Protein-rich foods– Weight loss is one of the trademark symptoms of hyperthyroidism, so it's important to keep up your protein intake to maintain muscle mass. Chicken, turkey, beans, and nuts are excellent choices, as they provide lean protein and could potentially aid in weight gain or maintenance.
Zinc – Zinc is a mineral that’s been shown to support immune and metabolic function.  Excellent sources of zinc include fortified breakfast cereals, red meat, and chicken. You might also ask your healthcare provider if a zinc supplement could fulfill your dietary requirements.
Two types of foods are often recommended to help slow an overactive thyroid, but there’s little research demonstrating the longevity of their effects.  These include :
Cruciferous vegetables – Kale, Brussels sprouts, radishes, and cauliflower are all known as goitrogenic foods—vegetables good for thyroids that need help lowering TSH production. Because they inhibit your thyroid gland’s ability to process iodine and produce thyroid hormones, they’re frequently cited for their potential to ease symptoms of hyperthyroidism. However, goitrogenic foods can also potentially induce hypothyroidism, and more studies are needed to justify how much and how effective they are as an antidote.
Selenium-rich foods – Selenium is a mineral that some research suggests could help improve thyroid function in people with Graves’ disease. However, its effects are short-lived. The only medically approved long-term treatment for hyperthyroidism is medication.
Finally, reducing your intake of certain substances may help assuage trademark hyperthyroidism symptoms like jitteriness, increased perspiration, or unstable mood. For instance, caffeinated drinks may aggravate certain hyperthyroidism symptoms such as:
If you experience hyperthyroidism symptoms like these, you might consider limiting or retiring caffeine to see if it helps lessen them.
While a kind-to-thyroid diet can support physical well-being, creating an overall balanced lifestyle is also important—especially for your mental health, if you have a diagnosed condition. Sometimes, feeling better could be a matter of:

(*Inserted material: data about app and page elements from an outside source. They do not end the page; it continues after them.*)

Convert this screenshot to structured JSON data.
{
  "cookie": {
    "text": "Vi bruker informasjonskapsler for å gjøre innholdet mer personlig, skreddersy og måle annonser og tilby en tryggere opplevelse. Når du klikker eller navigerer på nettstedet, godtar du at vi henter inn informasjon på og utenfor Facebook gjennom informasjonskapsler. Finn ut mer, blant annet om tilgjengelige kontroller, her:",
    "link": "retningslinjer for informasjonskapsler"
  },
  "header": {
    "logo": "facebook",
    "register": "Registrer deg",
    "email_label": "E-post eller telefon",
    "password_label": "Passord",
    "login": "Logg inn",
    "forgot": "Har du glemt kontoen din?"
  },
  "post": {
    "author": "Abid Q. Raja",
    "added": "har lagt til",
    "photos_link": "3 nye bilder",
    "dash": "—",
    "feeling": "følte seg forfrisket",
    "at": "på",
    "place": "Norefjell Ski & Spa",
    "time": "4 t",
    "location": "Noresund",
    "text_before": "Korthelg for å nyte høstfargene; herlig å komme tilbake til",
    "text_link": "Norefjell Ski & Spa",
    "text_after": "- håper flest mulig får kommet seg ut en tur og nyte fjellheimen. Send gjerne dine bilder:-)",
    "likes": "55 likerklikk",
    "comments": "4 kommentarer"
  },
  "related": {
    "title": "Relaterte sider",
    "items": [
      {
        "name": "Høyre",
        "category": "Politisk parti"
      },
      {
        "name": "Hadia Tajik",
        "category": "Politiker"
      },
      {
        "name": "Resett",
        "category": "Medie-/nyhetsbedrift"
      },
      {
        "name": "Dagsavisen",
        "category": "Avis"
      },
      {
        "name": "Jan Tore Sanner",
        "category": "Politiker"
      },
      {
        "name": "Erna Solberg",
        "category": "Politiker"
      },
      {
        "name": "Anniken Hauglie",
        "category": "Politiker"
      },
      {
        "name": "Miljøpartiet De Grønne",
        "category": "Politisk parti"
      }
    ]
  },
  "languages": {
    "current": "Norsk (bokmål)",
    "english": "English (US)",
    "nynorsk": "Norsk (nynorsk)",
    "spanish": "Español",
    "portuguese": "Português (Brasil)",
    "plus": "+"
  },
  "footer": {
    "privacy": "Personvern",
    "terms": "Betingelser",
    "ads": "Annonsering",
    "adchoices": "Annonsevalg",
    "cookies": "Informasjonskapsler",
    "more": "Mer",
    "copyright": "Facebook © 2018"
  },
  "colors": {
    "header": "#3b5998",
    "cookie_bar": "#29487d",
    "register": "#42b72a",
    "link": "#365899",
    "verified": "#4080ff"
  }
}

Making time for daily movement – Exercise can be an excellent way to manage physical and psychological stress alike. If you experience anxiety as a result of hyperthyroidism, exercise can be an excellent outlet. On the other hand, people with hypothyroidism might find it a helpful way to create mood uplift and mitigate weight gain. Ideally, you’ll make time for at least 30 minutes most days of the week.
Partaking in stress-reducing activities – Too much stress can upend your body’s delicate balance of hormones, including those normally produced by your thyroid. Prioritizing enough high-quality sleep and finding sustainable ways to decompress—like mindfulness or nature walks—can be useful in managing stress levels.
Finally, if you’re concerned about your thyroid health, taking a thyroid test can give you a clearer picture of whether your thyroid expresses normal activity levels. Combined with a healthcare provider’s evaluation, you can start creating a diet and lifestyle that more consciously promotes your thyroid health.
With Everlywell, you can take an at-home thyroid test to find out whether yours is producing TSH, Free T3, and Free T4 within a normal range. If your results indicate a need for further treatment, Everlywell can arrange a digital consultation to get a professional opinion on treatment and therapy options.
Whatever your symptoms are, you can get started right away. Explore more at-home tests and get a clearer picture of your health by browsing Everlywell online today.